Your goal
Without any change, set down every record below.

Entries taken from a collection
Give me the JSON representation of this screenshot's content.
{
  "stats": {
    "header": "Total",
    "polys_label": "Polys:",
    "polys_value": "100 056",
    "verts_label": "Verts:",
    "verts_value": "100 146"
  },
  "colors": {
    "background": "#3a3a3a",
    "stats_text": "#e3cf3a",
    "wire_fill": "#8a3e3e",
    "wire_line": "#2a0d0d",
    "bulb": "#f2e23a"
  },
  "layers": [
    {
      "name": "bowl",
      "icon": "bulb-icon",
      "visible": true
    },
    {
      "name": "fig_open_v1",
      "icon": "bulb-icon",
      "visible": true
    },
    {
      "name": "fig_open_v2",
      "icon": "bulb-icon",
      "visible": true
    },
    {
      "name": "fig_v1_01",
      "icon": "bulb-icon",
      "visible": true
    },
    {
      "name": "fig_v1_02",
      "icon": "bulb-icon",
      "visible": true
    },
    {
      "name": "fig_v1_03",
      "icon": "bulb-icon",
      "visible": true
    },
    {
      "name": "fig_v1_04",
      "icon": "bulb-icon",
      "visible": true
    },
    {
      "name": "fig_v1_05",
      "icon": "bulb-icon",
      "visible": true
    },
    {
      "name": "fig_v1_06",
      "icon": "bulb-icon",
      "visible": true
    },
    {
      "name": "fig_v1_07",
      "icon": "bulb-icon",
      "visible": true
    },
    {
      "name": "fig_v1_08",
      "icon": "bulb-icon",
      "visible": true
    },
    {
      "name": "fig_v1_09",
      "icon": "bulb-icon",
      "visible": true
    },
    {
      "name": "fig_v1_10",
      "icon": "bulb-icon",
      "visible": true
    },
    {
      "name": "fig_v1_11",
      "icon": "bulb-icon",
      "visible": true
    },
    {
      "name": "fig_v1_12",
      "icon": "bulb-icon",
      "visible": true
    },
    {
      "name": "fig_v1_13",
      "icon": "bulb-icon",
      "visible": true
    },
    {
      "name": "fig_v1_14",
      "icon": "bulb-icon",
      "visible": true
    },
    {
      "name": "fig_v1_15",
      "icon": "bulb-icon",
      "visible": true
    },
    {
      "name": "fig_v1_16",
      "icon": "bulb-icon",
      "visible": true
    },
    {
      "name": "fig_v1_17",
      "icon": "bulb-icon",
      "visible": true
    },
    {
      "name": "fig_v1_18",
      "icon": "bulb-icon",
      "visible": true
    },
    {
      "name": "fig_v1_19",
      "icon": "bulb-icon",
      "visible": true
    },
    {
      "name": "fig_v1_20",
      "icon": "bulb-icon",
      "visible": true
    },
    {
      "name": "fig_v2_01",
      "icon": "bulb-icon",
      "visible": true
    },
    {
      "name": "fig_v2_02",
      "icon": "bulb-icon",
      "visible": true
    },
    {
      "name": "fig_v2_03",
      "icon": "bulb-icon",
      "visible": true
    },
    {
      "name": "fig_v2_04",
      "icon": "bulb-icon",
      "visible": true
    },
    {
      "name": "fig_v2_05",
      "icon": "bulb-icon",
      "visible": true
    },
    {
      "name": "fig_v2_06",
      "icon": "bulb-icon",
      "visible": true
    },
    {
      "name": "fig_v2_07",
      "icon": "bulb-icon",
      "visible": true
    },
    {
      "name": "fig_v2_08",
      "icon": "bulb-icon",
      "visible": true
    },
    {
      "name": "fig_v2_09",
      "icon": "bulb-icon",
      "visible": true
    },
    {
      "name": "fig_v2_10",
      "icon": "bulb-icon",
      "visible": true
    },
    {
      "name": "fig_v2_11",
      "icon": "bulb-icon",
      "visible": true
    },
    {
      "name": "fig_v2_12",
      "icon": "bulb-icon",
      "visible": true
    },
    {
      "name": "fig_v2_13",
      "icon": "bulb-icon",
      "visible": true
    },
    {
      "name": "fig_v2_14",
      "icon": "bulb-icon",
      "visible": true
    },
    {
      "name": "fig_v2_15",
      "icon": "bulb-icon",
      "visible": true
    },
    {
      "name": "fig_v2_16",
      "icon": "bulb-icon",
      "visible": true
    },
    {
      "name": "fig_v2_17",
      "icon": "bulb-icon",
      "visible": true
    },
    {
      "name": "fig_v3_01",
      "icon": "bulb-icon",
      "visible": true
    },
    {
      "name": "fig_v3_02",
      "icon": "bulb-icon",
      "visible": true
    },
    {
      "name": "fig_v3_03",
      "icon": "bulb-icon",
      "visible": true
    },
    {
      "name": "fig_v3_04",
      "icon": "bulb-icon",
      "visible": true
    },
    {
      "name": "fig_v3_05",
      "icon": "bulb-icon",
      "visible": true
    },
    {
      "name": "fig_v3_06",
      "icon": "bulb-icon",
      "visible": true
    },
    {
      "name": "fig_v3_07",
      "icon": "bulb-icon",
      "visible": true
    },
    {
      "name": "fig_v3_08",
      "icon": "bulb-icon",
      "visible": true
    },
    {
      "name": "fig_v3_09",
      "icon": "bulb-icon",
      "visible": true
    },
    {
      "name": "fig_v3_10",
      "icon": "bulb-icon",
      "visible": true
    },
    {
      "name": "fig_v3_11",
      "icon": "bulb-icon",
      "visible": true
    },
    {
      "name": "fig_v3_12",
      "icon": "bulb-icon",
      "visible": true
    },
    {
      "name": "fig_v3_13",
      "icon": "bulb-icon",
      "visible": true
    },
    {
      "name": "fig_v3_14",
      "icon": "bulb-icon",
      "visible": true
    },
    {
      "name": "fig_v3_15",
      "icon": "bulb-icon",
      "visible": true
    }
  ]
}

Answer to this problem
Give me the JSON representation of this screenshot's content.
{
  "stats": {
    "header": "Total",
    "polys_label": "Polys:",
    "polys_value": "100 056",
    "verts_label": "Verts:",
    "verts_value": "100 146"
  },
  "colors": {
    "background": "#3a3a3a",
    "stats_text": "#e3cf3a",
    "wire_fill": "#8a3e3e",
    "wire_line": "#2a0d0d",
    "bulb": "#f2e23a"
  },
  "layers": [
    {
      "name": "bowl",
      "icon": "bulb-icon",
      "visible": true
    },
    {
      "name": "fig_open_v1",
      "icon": "bulb-icon",
      "visible": true
    },
    {
      "name": "fig_open_v2",
      "icon": "bulb-icon",
      "visible": true
    },
    {
      "name": "fig_v1_01",
      "icon": "bulb-icon",
      "visible": true
    },
    {
      "name": "fig_v1_02",
      "icon": "bulb-icon",
      "visible": true
    },
    {
      "name": "fig_v1_03",
      "icon": "bulb-icon",
      "visible": true
    },
    {
      "name": "fig_v1_04",
      "icon": "bulb-icon",
      "visible": true
    },
    {
      "name": "fig_v1_05",
      "icon": "bulb-icon",
      "visible": true
    },
    {
      "name": "fig_v1_06",
      "icon": "bulb-icon",
      "visible": true
    },
    {
      "name": "fig_v1_07",
      "icon": "bulb-icon",
      "visible": true
    },
    {
      "name": "fig_v1_08",
      "icon": "bulb-icon",
      "visible": true
    },
    {
      "name": "fig_v1_09",
      "icon": "bulb-icon",
      "visible": true
    },
    {
      "name": "fig_v1_10",
      "icon": "bulb-icon",
      "visible": true
    },
    {
      "name": "fig_v1_11",
      "icon": "bulb-icon",
      "visible": true
    },
    {
      "name": "fig_v1_12",
      "icon": "bulb-icon",
      "visible": true
    },
    {
      "name": "fig_v1_13",
      "icon": "bulb-icon",
      "visible": true
    },
    {
      "name": "fig_v1_14",
      "icon": "bulb-icon",
      "visible": true
    },
    {
      "name": "fig_v1_15",
      "icon": "bulb-icon",
      "visible": true
    },
    {
      "name": "fig_v1_16",
      "icon": "bulb-icon",
      "visible": true
    },
    {
      "name": "fig_v1_17",
      "icon": "bulb-icon",
      "visible": true
    },
    {
      "name": "fig_v1_18",
      "icon": "bulb-icon",
      "visible": true
    },
    {
      "name": "fig_v1_19",
      "icon": "bulb-icon",
      "visible": true
    },
    {
      "name": "fig_v1_20",
      "icon": "bulb-icon",
      "visible": true
    },
    {
      "name": "fig_v2_01",
      "icon": "bulb-icon",
      "visible": true
    },
    {
      "name": "fig_v2_02",
      "icon": "bulb-icon",
      "visible": true
    },
    {
      "name": "fig_v2_03",
      "icon": "bulb-icon",
      "visible": true
    },
    {
      "name": "fig_v2_04",
      "icon": "bulb-icon",
      "visible": true
    },
    {
      "name": "fig_v2_05",
      "icon": "bulb-icon",
      "visible": true
    },
    {
      "name": "fig_v2_06",
      "icon": "bulb-icon",
      "visible": true
    },
    {
      "name": "fig_v2_07",
      "icon": "bulb-icon",
      "visible": true
    },
    {
      "name": "fig_v2_08",
      "icon": "bulb-icon",
      "visible": true
    },
    {
      "name": "fig_v2_09",
      "icon": "bulb-icon",
      "visible": true
    },
    {
      "name": "fig_v2_10",
      "icon": "bulb-icon",
      "visible": true
    },
    {
      "name": "fig_v2_11",
      "icon": "bulb-icon",
      "visible": true
    },
    {
      "name": "fig_v2_12",
      "icon": "bulb-icon",
      "visible": true
    },
    {
      "name": "fig_v2_13",
      "icon": "bulb-icon",
      "visible": true
    },
    {
      "name": "fig_v2_14",
      "icon": "bulb-icon",
      "visible": true
    },
    {
      "name": "fig_v2_15",
      "icon": "bulb-icon",
      "visible": true
    },
    {
      "name": "fig_v2_16",
      "icon": "bulb-icon",
      "visible": true
    },
    {
      "name": "fig_v2_17",
      "icon": "bulb-icon",
      "visible": true
    },
    {
      "name": "fig_v3_01",
      "icon": "bulb-icon",
      "visible": true
    },
    {
      "name": "fig_v3_02",
      "icon": "bulb-icon",
      "visible": true
    },
    {
      "name": "fig_v3_03",
      "icon": "bulb-icon",
      "visible": true
    },
    {
      "name": "fig_v3_04",
      "icon": "bulb-icon",
      "visible": true
    },
    {
      "name": "fig_v3_05",
      "icon": "bulb-icon",
      "visible": true
    },
    {
      "name": "fig_v3_06",
      "icon": "bulb-icon",
      "visible": true
    },
    {
      "name": "fig_v3_07",
      "icon": "bulb-icon",
      "visible": true
    },
    {
      "name": "fig_v3_08",
      "icon": "bulb-icon",
      "visible": true
    },
    {
      "name": "fig_v3_09",
      "icon": "bulb-icon",
      "visible": true
    },
    {
      "name": "fig_v3_10",
      "icon": "bulb-icon",
      "visible": true
    },
    {
      "name": "fig_v3_11",
      "icon": "bulb-icon",
      "visible": true
    },
    {
      "name": "fig_v3_12",
      "icon": "bulb-icon",
      "visible": true
    },
    {
      "name": "fig_v3_13",
      "icon": "bulb-icon",
      "visible": true
    },
    {
      "name": "fig_v3_14",
      "icon": "bulb-icon",
      "visible": true
    },
    {
      "name": "fig_v3_15",
      "icon": "bulb-icon",
      "visible": true
    }
  ]
}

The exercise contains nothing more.